DATASET CONTENT

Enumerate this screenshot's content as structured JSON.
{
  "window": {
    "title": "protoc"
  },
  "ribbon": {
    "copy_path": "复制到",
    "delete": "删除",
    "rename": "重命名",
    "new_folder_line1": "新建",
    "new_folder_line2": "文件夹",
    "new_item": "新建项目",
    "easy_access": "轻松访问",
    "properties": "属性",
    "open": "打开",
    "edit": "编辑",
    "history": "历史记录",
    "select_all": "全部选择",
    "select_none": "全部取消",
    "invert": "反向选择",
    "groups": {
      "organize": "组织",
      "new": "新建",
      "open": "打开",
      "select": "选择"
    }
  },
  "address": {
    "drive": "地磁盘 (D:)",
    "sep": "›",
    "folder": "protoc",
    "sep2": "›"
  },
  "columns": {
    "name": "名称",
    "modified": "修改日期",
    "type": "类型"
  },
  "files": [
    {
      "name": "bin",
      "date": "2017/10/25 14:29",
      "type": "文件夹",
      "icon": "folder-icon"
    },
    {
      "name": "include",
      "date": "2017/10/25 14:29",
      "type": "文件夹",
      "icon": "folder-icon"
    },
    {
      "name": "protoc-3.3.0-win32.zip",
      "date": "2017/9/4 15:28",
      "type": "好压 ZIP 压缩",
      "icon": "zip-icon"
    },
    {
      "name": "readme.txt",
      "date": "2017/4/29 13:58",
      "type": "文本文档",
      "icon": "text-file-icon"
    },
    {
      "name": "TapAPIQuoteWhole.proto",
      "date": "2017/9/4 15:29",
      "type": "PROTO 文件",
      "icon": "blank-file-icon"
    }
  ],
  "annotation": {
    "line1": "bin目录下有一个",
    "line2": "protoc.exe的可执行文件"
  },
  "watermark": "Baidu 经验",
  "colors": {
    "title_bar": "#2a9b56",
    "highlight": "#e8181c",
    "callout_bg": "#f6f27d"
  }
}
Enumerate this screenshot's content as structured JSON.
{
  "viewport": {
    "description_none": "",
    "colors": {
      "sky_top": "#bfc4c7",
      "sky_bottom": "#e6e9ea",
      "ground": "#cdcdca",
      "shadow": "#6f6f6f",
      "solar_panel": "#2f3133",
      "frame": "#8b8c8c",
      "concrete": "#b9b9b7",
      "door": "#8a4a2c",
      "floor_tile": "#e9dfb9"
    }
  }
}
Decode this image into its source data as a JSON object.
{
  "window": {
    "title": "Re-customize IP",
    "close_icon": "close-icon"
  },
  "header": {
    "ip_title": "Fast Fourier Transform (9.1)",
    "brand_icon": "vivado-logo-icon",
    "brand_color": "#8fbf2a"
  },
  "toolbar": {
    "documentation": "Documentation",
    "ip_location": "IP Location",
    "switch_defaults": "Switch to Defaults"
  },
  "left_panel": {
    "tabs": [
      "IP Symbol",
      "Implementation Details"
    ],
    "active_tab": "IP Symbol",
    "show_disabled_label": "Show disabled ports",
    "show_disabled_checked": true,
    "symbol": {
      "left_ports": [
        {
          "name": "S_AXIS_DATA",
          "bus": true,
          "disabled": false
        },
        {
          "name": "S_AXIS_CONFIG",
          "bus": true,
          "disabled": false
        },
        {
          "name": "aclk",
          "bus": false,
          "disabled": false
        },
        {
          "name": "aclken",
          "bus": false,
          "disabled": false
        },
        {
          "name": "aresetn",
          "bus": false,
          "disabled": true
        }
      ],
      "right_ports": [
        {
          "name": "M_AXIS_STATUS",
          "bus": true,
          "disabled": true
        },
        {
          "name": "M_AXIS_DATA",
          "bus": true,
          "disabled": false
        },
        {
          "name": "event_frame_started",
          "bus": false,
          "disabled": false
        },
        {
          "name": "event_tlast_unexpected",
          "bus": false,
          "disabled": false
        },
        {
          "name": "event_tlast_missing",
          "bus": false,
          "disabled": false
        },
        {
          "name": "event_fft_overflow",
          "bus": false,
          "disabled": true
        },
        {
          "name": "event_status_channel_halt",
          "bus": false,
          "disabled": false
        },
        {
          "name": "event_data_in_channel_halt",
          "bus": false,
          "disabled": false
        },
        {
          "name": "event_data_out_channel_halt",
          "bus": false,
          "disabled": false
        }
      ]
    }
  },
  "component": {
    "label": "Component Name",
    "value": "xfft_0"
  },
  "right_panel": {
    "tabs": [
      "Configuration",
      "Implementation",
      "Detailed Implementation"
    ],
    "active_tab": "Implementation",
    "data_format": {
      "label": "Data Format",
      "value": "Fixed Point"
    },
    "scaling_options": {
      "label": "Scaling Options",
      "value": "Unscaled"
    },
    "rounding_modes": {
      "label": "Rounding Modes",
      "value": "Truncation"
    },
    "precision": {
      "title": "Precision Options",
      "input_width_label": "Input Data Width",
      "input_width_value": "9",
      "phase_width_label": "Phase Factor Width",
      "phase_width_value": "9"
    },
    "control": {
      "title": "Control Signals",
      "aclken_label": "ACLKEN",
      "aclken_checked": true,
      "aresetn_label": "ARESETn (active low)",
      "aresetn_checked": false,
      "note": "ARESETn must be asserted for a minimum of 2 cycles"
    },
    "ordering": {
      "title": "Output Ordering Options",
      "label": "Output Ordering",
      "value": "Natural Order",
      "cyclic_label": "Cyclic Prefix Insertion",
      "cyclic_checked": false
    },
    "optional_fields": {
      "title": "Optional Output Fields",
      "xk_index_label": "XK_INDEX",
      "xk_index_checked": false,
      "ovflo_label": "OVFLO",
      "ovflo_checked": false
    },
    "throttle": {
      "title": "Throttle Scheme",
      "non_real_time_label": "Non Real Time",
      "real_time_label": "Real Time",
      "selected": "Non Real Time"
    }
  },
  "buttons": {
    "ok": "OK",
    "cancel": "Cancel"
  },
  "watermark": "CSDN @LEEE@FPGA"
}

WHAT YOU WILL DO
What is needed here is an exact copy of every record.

EXPECTED ANSWER
Enumerate this screenshot's content as structured JSON.
{
  "window": {
    "title": "protoc"
  },
  "ribbon": {
    "copy_path": "复制到",
    "delete": "删除",
    "rename": "重命名",
    "new_folder_line1": "新建",
    "new_folder_line2": "文件夹",
    "new_item": "新建项目",
    "easy_access": "轻松访问",
    "properties": "属性",
    "open": "打开",
    "edit": "编辑",
    "history": "历史记录",
    "select_all": "全部选择",
    "select_none": "全部取消",
    "invert": "反向选择",
    "groups": {
      "organize": "组织",
      "new": "新建",
      "open": "打开",
      "select": "选择"
    }
  },
  "address": {
    "drive": "地磁盘 (D:)",
    "sep": "›",
    "folder": "protoc",
    "sep2": "›"
  },
  "columns": {
    "name": "名称",
    "modified": "修改日期",
    "type": "类型"
  },
  "files": [
    {
      "name": "bin",
      "date": "2017/10/25 14:29",
      "type": "文件夹",
      "icon": "folder-icon"
    },
    {
      "name": "include",
      "date": "2017/10/25 14:29",
      "type": "文件夹",
      "icon": "folder-icon"
    },
    {
      "name": "protoc-3.3.0-win32.zip",
      "date": "2017/9/4 15:28",
      "type": "好压 ZIP 压缩",
      "icon": "zip-icon"
    },
    {
      "name": "readme.txt",
      "date": "2017/4/29 13:58",
      "type": "文本文档",
      "icon": "text-file-icon"
    },
    {
      "name": "TapAPIQuoteWhole.proto",
      "date": "2017/9/4 15:29",
      "type": "PROTO 文件",
      "icon": "blank-file-icon"
    }
  ],
  "annotation": {
    "line1": "bin目录下有一个",
    "line2": "protoc.exe的可执行文件"
  },
  "watermark": "Baidu 经验",
  "colors": {
    "title_bar": "#2a9b56",
    "highlight": "#e8181c",
    "callout_bg": "#f6f27d"
  }
}
Enumerate this screenshot's content as structured JSON.
{
  "viewport": {
    "description_none": "",
    "colors": {
      "sky_top": "#bfc4c7",
      "sky_bottom": "#e6e9ea",
      "ground": "#cdcdca",
      "shadow": "#6f6f6f",
      "solar_panel": "#2f3133",
      "frame": "#8b8c8c",
      "concrete": "#b9b9b7",
      "door": "#8a4a2c",
      "floor_tile": "#e9dfb9"
    }
  }
}
Decode this image into its source data as a JSON object.
{
  "window": {
    "title": "Re-customize IP",
    "close_icon": "close-icon"
  },
  "header": {
    "ip_title": "Fast Fourier Transform (9.1)",
    "brand_icon": "vivado-logo-icon",
    "brand_color": "#8fbf2a"
  },
  "toolbar": {
    "documentation": "Documentation",
    "ip_location": "IP Location",
    "switch_defaults": "Switch to Defaults"
  },
  "left_panel": {
    "tabs": [
      "IP Symbol",
      "Implementation Details"
    ],
    "active_tab": "IP Symbol",
    "show_disabled_label": "Show disabled ports",
    "show_disabled_checked": true,
    "symbol": {
      "left_ports": [
        {
          "name": "S_AXIS_DATA",
          "bus": true,
          "disabled": false
        },
        {
          "name": "S_AXIS_CONFIG",
          "bus": true,
          "disabled": false
        },
        {
          "name": "aclk",
          "bus": false,
          "disabled": false
        },
        {
          "name": "aclken",
          "bus": false,
          "disabled": false
        },
        {
          "name": "aresetn",
          "bus": false,
          "disabled": true
        }
      ],
      "right_ports": [
        {
          "name": "M_AXIS_STATUS",
          "bus": true,
          "disabled": true
        },
        {
          "name": "M_AXIS_DATA",
          "bus": true,
          "disabled": false
        },
        {
          "name": "event_frame_started",
          "bus": false,
          "disabled": false
        },
        {
          "name": "event_tlast_unexpected",
          "bus": false,
          "disabled": false
        },
        {
          "name": "event_tlast_missing",
          "bus": false,
          "disabled": false
        },
        {
          "name": "event_fft_overflow",
          "bus": false,
          "disabled": true
        },
        {
          "name": "event_status_channel_halt",
          "bus": false,
          "disabled": false
        },
        {
          "name": "event_data_in_channel_halt",
          "bus": false,
          "disabled": false
        },
        {
          "name": "event_data_out_channel_halt",
          "bus": false,
          "disabled": false
        }
      ]
    }
  },
  "component": {
    "label": "Component Name",
    "value": "xfft_0"
  },
  "right_panel": {
    "tabs": [
      "Configuration",
      "Implementation",
      "Detailed Implementation"
    ],
    "active_tab": "Implementation",
    "data_format": {
      "label": "Data Format",
      "value": "Fixed Point"
    },
    "scaling_options": {
      "label": "Scaling Options",
      "value": "Unscaled"
    },
    "rounding_modes": {
      "label": "Rounding Modes",
      "value": "Truncation"
    },
    "precision": {
      "title": "Precision Options",
      "input_width_label": "Input Data Width",
      "input_width_value": "9",
      "phase_width_label": "Phase Factor Width",
      "phase_width_value": "9"
    },
    "control": {
      "title": "Control Signals",
      "aclken_label": "ACLKEN",
      "aclken_checked": true,
      "aresetn_label": "ARESETn (active low)",
      "aresetn_checked": false,
      "note": "ARESETn must be asserted for a minimum of 2 cycles"
    },
    "ordering": {
      "title": "Output Ordering Options",
      "label": "Output Ordering",
      "value": "Natural Order",
      "cyclic_label": "Cyclic Prefix Insertion",
      "cyclic_checked": false
    },
    "optional_fields": {
      "title": "Optional Output Fields",
      "xk_index_label": "XK_INDEX",
      "xk_index_checked": false,
      "ovflo_label": "OVFLO",
      "ovflo_checked": false
    },
    "throttle": {
      "title": "Throttle Scheme",
      "non_real_time_label": "Non Real Time",
      "real_time_label": "Real Time",
      "selected": "Non Real Time"
    }
  },
  "buttons": {
    "ok": "OK",
    "cancel": "Cancel"
  },
  "watermark": "CSDN @LEEE@FPGA"
}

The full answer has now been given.